Interface dataset entries:
=== Section Start ===

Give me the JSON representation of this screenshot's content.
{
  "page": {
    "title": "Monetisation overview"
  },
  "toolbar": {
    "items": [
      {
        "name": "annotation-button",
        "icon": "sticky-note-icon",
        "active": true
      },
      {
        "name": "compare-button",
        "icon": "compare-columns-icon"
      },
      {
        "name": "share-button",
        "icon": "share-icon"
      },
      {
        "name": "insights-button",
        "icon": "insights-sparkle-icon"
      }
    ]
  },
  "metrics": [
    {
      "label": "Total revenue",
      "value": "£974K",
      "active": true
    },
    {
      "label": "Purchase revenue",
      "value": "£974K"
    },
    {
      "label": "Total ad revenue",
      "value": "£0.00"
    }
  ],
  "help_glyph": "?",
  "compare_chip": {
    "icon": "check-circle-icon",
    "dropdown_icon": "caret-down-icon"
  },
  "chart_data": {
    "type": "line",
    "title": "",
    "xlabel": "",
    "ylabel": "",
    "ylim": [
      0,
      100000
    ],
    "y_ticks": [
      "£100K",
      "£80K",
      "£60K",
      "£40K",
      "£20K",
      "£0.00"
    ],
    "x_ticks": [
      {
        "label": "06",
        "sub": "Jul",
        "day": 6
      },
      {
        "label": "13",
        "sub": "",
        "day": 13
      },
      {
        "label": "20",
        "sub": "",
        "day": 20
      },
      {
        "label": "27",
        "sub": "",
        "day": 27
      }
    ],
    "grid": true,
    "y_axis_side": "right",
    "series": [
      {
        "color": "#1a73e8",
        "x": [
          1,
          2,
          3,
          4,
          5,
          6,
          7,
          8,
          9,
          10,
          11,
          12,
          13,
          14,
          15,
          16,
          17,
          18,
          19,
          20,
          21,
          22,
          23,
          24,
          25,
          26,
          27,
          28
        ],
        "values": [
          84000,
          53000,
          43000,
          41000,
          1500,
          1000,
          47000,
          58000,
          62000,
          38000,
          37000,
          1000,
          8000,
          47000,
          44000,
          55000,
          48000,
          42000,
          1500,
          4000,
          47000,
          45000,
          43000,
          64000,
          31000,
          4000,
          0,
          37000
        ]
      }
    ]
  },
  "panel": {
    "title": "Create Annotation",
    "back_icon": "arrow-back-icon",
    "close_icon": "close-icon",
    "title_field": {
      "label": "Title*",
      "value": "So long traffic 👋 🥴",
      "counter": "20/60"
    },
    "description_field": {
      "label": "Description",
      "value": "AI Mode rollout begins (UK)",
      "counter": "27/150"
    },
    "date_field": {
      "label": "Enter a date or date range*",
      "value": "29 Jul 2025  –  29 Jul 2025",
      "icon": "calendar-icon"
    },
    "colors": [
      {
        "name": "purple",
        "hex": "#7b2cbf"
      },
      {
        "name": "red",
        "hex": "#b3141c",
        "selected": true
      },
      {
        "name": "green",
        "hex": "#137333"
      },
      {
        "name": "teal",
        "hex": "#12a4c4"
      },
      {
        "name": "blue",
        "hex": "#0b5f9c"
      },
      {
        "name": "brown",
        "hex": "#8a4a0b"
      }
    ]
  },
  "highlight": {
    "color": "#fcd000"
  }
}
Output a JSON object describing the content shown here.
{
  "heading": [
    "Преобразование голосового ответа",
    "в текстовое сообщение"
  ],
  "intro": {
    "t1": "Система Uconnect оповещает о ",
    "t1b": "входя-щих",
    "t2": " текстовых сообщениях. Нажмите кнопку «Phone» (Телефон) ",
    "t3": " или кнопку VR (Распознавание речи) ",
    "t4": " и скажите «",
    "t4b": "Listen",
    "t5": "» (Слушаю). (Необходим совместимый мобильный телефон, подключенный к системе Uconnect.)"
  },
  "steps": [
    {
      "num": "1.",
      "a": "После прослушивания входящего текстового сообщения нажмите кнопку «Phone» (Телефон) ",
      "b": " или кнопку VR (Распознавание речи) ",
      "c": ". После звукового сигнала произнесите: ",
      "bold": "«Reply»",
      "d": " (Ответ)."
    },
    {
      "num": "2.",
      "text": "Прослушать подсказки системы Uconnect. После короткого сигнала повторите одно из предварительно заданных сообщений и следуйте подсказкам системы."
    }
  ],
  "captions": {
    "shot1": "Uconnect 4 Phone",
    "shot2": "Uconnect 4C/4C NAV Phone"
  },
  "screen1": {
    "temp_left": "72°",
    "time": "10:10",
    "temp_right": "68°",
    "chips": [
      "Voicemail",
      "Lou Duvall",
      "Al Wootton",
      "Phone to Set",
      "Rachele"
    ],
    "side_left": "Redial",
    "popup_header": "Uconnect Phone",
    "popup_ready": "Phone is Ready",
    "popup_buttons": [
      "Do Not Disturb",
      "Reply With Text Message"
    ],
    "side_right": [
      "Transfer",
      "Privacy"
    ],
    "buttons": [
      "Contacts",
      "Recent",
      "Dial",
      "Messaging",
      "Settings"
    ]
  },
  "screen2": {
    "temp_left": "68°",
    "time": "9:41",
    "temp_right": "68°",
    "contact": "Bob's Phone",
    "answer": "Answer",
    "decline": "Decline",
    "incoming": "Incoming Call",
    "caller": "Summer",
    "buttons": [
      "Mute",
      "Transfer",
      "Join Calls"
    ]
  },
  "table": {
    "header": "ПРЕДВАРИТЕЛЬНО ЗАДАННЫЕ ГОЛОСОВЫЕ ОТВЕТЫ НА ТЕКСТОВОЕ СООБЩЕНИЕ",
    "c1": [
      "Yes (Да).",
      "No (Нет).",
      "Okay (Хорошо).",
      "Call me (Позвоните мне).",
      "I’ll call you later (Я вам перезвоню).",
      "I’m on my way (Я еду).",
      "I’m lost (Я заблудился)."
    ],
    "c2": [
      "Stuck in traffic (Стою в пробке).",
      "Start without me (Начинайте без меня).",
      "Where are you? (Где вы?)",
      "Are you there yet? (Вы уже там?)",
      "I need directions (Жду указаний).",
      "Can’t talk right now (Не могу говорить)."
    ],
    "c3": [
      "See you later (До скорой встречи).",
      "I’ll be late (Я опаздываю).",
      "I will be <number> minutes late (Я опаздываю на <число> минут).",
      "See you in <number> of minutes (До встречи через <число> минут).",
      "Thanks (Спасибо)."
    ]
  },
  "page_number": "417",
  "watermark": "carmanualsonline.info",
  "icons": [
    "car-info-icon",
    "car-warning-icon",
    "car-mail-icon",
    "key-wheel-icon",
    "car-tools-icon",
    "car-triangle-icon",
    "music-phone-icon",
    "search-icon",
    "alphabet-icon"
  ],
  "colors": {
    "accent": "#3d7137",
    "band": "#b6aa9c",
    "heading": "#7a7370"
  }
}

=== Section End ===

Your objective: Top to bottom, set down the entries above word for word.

Task response:
Give me the JSON representation of this screenshot's content.
{
  "page": {
    "title": "Monetisation overview"
  },
  "toolbar": {
    "items": [
      {
        "name": "annotation-button",
        "icon": "sticky-note-icon",
        "active": true
      },
      {
        "name": "compare-button",
        "icon": "compare-columns-icon"
      },
      {
        "name": "share-button",
        "icon": "share-icon"
      },
      {
        "name": "insights-button",
        "icon": "insights-sparkle-icon"
      }
    ]
  },
  "metrics": [
    {
      "label": "Total revenue",
      "value": "£974K",
      "active": true
    },
    {
      "label": "Purchase revenue",
      "value": "£974K"
    },
    {
      "label": "Total ad revenue",
      "value": "£0.00"
    }
  ],
  "help_glyph": "?",
  "compare_chip": {
    "icon": "check-circle-icon",
    "dropdown_icon": "caret-down-icon"
  },
  "chart_data": {
    "type": "line",
    "title": "",
    "xlabel": "",
    "ylabel": "",
    "ylim": [
      0,
      100000
    ],
    "y_ticks": [
      "£100K",
      "£80K",
      "£60K",
      "£40K",
      "£20K",
      "£0.00"
    ],
    "x_ticks": [
      {
        "label": "06",
        "sub": "Jul",
        "day": 6
      },
      {
        "label": "13",
        "sub": "",
        "day": 13
      },
      {
        "label": "20",
        "sub": "",
        "day": 20
      },
      {
        "label": "27",
        "sub": "",
        "day": 27
      }
    ],
    "grid": true,
    "y_axis_side": "right",
    "series": [
      {
        "color": "#1a73e8",
        "x": [
          1,
          2,
          3,
          4,
          5,
          6,
          7,
          8,
          9,
          10,
          11,
          12,
          13,
          14,
          15,
          16,
          17,
          18,
          19,
          20,
          21,
          22,
          23,
          24,
          25,
          26,
          27,
          28
        ],
        "values": [
          84000,
          53000,
          43000,
          41000,
          1500,
          1000,
          47000,
          58000,
          62000,
          38000,
          37000,
          1000,
          8000,
          47000,
          44000,
          55000,
          48000,
          42000,
          1500,
          4000,
          47000,
          45000,
          43000,
          64000,
          31000,
          4000,
          0,
          37000
        ]
      }
    ]
  },
  "panel": {
    "title": "Create Annotation",
    "back_icon": "arrow-back-icon",
    "close_icon": "close-icon",
    "title_field": {
      "label": "Title*",
      "value": "So long traffic 👋 🥴",
      "counter": "20/60"
    },
    "description_field": {
      "label": "Description",
      "value": "AI Mode rollout begins (UK)",
      "counter": "27/150"
    },
    "date_field": {
      "label": "Enter a date or date range*",
      "value": "29 Jul 2025  –  29 Jul 2025",
      "icon": "calendar-icon"
    },
    "colors": [
      {
        "name": "purple",
        "hex": "#7b2cbf"
      },
      {
        "name": "red",
        "hex": "#b3141c",
        "selected": true
      },
      {
        "name": "green",
        "hex": "#137333"
      },
      {
        "name": "teal",
        "hex": "#12a4c4"
      },
      {
        "name": "blue",
        "hex": "#0b5f9c"
      },
      {
        "name": "brown",
        "hex": "#8a4a0b"
      }
    ]
  },
  "highlight": {
    "color": "#fcd000"
  }
}
Output a JSON object describing the content shown here.
{
  "heading": [
    "Преобразование голосового ответа",
    "в текстовое сообщение"
  ],
  "intro": {
    "t1": "Система Uconnect оповещает о ",
    "t1b": "входя-щих",
    "t2": " текстовых сообщениях. Нажмите кнопку «Phone» (Телефон) ",
    "t3": " или кнопку VR (Распознавание речи) ",
    "t4": " и скажите «",
    "t4b": "Listen",
    "t5": "» (Слушаю). (Необходим совместимый мобильный телефон, подключенный к системе Uconnect.)"
  },
  "steps": [
    {
      "num": "1.",
      "a": "После прослушивания входящего текстового сообщения нажмите кнопку «Phone» (Телефон) ",
      "b": " или кнопку VR (Распознавание речи) ",
      "c": ". После звукового сигнала произнесите: ",
      "bold": "«Reply»",
      "d": " (Ответ)."
    },
    {
      "num": "2.",
      "text": "Прослушать подсказки системы Uconnect. После короткого сигнала повторите одно из предварительно заданных сообщений и следуйте подсказкам системы."
    }
  ],
  "captions": {
    "shot1": "Uconnect 4 Phone",
    "shot2": "Uconnect 4C/4C NAV Phone"
  },
  "screen1": {
    "temp_left": "72°",
    "time": "10:10",
    "temp_right": "68°",
    "chips": [
      "Voicemail",
      "Lou Duvall",
      "Al Wootton",
      "Phone to Set",
      "Rachele"
    ],
    "side_left": "Redial",
    "popup_header": "Uconnect Phone",
    "popup_ready": "Phone is Ready",
    "popup_buttons": [
      "Do Not Disturb",
      "Reply With Text Message"
    ],
    "side_right": [
      "Transfer",
      "Privacy"
    ],
    "buttons": [
      "Contacts",
      "Recent",
      "Dial",
      "Messaging",
      "Settings"
    ]
  },
  "screen2": {
    "temp_left": "68°",
    "time": "9:41",
    "temp_right": "68°",
    "contact": "Bob's Phone",
    "answer": "Answer",
    "decline": "Decline",
    "incoming": "Incoming Call",
    "caller": "Summer",
    "buttons": [
      "Mute",
      "Transfer",
      "Join Calls"
    ]
  },
  "table": {
    "header": "ПРЕДВАРИТЕЛЬНО ЗАДАННЫЕ ГОЛОСОВЫЕ ОТВЕТЫ НА ТЕКСТОВОЕ СООБЩЕНИЕ",
    "c1": [
      "Yes (Да).",
      "No (Нет).",
      "Okay (Хорошо).",
      "Call me (Позвоните мне).",
      "I’ll call you later (Я вам перезвоню).",
      "I’m on my way (Я еду).",
      "I’m lost (Я заблудился)."
    ],
    "c2": [
      "Stuck in traffic (Стою в пробке).",
      "Start without me (Начинайте без меня).",
      "Where are you? (Где вы?)",
      "Are you there yet? (Вы уже там?)",
      "I need directions (Жду указаний).",
      "Can’t talk right now (Не могу говорить)."
    ],
    "c3": [
      "See you later (До скорой встречи).",
      "I’ll be late (Я опаздываю).",
      "I will be <number> minutes late (Я опаздываю на <число> минут).",
      "See you in <number> of minutes (До встречи через <число> минут).",
      "Thanks (Спасибо)."
    ]
  },
  "page_number": "417",
  "watermark": "carmanualsonline.info",
  "icons": [
    "car-info-icon",
    "car-warning-icon",
    "car-mail-icon",
    "key-wheel-icon",
    "car-tools-icon",
    "car-triangle-icon",
    "music-phone-icon",
    "search-icon",
    "alphabet-icon"
  ],
  "colors": {
    "accent": "#3d7137",
    "band": "#b6aa9c",
    "heading": "#7a7370"
  }
}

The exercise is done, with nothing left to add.